We can find the first intellectual exchange on these views in the normative debate between the Sophists and Plato in the fifth century BC. Individualism and collectivism were deemed as antagonistic and have largely been since. For example, the Sophists promoted personal agency, that is, the individuals are in charge of their own life and free to act as they choose without following the group norms while Plato criticized them for not having moral standards of what is good and proper and advocate a civic life. Plato’s Republic that expounded an ideal state governed by philosopher king has been considered a collectivist text These are competing philosophies, collective here means a community or a group of people, in which human is part of it regardless of the consent. More often or not, collective is a country, and later collectivity means oneness of everyone.
Justice in opposite points of view Plato tries to describe what justice is in reality by the different characters ' points of view in his book “The Republic”. In “The Republic” the characters, such Socrates, Thrasymachus, Glaucon, Cephalus, Adeimantus, Polemarchus give their opinion about justice. The people in the Just city are divided into 3 groups: gold, silver and bronze that means ruler part, guardian part and labor part of citizens. Thrasymachus says that justice is the advantage of the stronger, but Socrates argues that justice is being honest and do own role in society. Firstly, the dialogue between Socrates and Thrasymachus starts with the question that justice is the interest of the stronger or not.

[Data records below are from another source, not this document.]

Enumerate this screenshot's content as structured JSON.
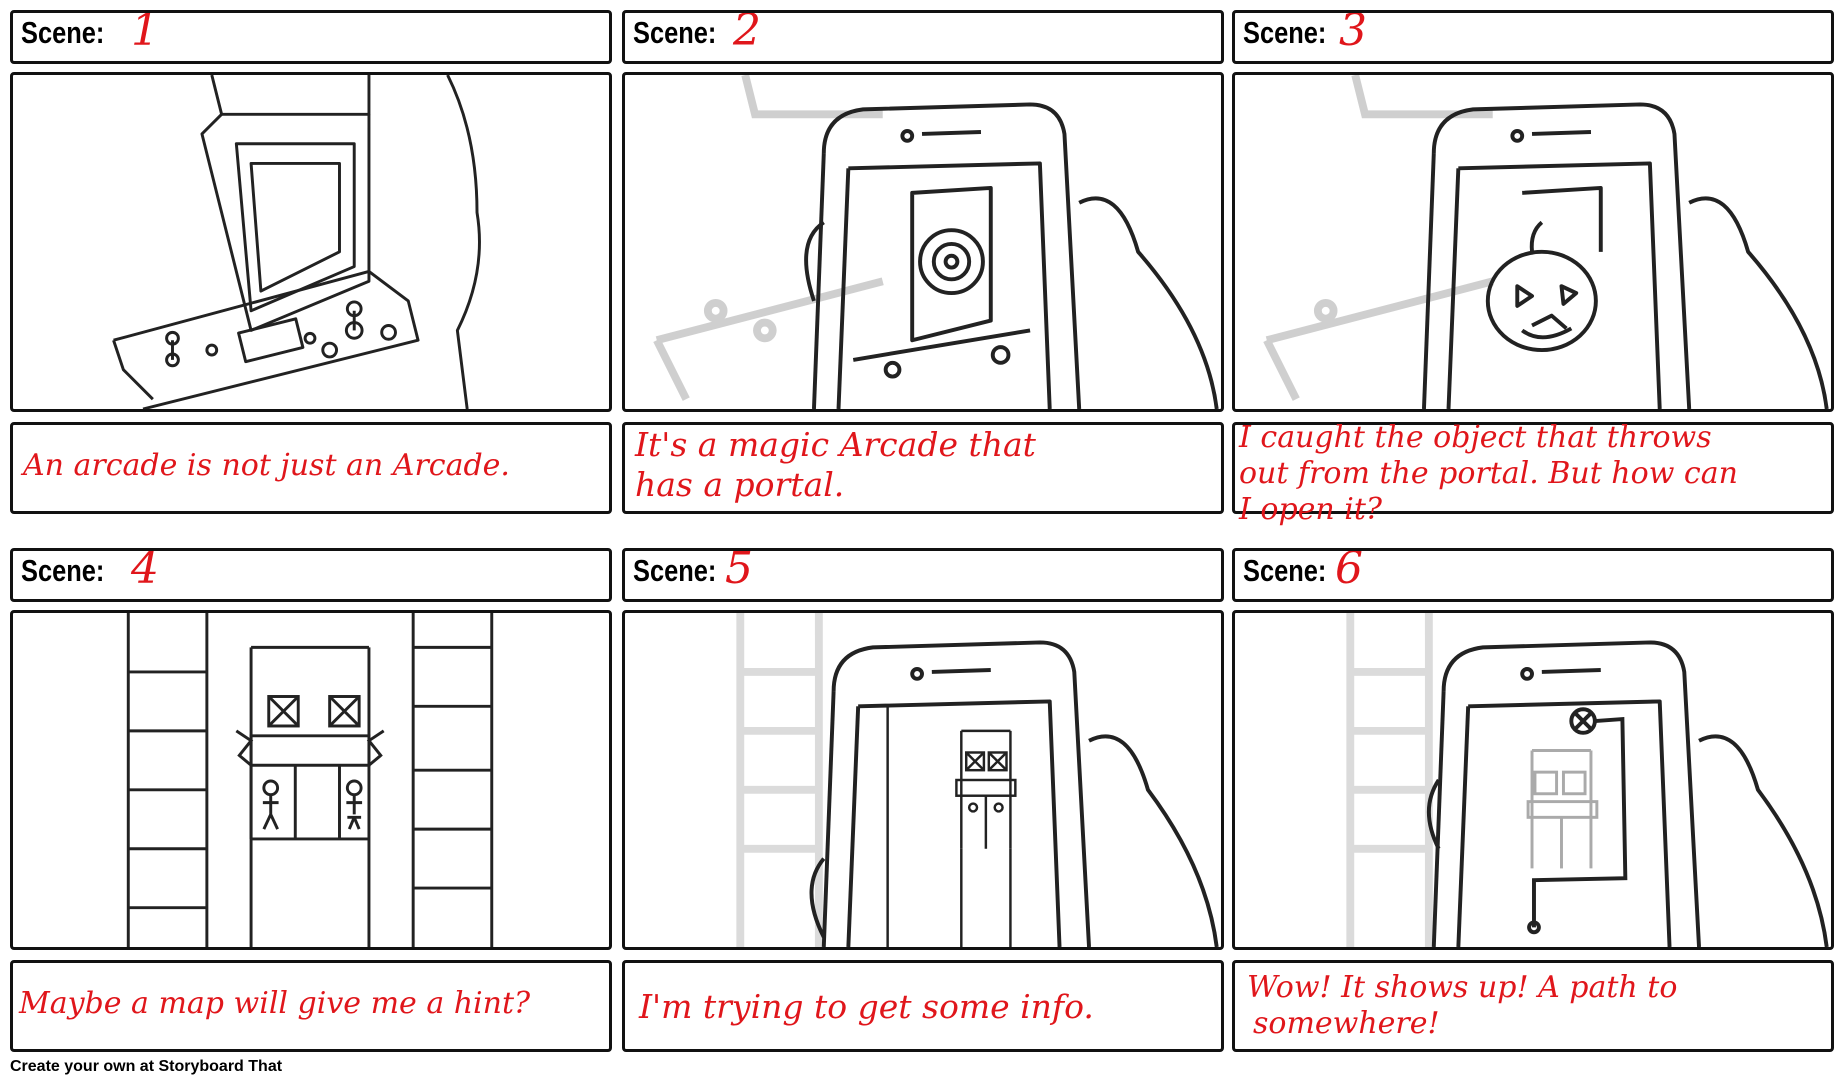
{
  "scene_prefix": "Scene:",
  "scenes": [
    {
      "number": "1",
      "caption_lines": [
        "An arcade is not just an Arcade."
      ]
    },
    {
      "number": "2",
      "caption_lines": [
        "It's a magic Arcade that",
        "has a portal."
      ]
    },
    {
      "number": "3",
      "caption_lines": [
        "I caught the object that throws",
        "out from the portal. But how can",
        "I open it?"
      ]
    },
    {
      "number": "4",
      "caption_lines": [
        "Maybe a map will give me a hint?"
      ]
    },
    {
      "number": "5",
      "caption_lines": [
        "I'm trying to get some info."
      ]
    },
    {
      "number": "6",
      "caption_lines": [
        "Wow! It shows up! A path to",
        "somewhere!"
      ]
    }
  ],
  "footer": "Create your own at Storyboard That",
  "colors": {
    "handwriting": "#e0161b",
    "border": "#111111"
  }
}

In today’s era, there have been continuous changes in the society and criminal justice system was expected to fall into steps with those changes to attain its objects. But unfortunately, it has failed to do so. The reason for such failure does not lie in its objectives or principles. It has failed due to various limitations in its mechanism such as lack of effective law enforcement authorities, huge pendency of cases, ineffective investigation, inordinate delay in disposal of trials and appeals, substandard prison conditions etc. These are some significant issues that our criminal justice system is